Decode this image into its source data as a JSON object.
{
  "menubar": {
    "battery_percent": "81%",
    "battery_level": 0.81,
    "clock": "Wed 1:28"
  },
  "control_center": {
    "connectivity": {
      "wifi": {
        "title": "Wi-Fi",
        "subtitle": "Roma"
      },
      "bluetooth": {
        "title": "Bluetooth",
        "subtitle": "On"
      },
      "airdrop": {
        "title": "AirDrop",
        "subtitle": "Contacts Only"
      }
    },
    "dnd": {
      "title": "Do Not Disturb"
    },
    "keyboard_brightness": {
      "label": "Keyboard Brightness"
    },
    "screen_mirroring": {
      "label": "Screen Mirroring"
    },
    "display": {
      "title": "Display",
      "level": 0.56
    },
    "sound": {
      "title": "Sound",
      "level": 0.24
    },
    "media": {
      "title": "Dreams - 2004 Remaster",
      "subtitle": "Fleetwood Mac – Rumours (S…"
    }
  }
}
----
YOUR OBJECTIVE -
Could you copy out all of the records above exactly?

ANSWER TO THE PROBLEM -
Decode this image into its source data as a JSON object.
{
  "menubar": {
    "battery_percent": "81%",
    "battery_level": 0.81,
    "clock": "Wed 1:28"
  },
  "control_center": {
    "connectivity": {
      "wifi": {
        "title": "Wi-Fi",
        "subtitle": "Roma"
      },
      "bluetooth": {
        "title": "Bluetooth",
        "subtitle": "On"
      },
      "airdrop": {
        "title": "AirDrop",
        "subtitle": "Contacts Only"
      }
    },
    "dnd": {
      "title": "Do Not Disturb"
    },
    "keyboard_brightness": {
      "label": "Keyboard Brightness"
    },
    "screen_mirroring": {
      "label": "Screen Mirroring"
    },
    "display": {
      "title": "Display",
      "level": 0.56
    },
    "sound": {
      "title": "Sound",
      "level": 0.24
    },
    "media": {
      "title": "Dreams - 2004 Remaster",
      "subtitle": "Fleetwood Mac – Rumours (S…"
    }
  }
}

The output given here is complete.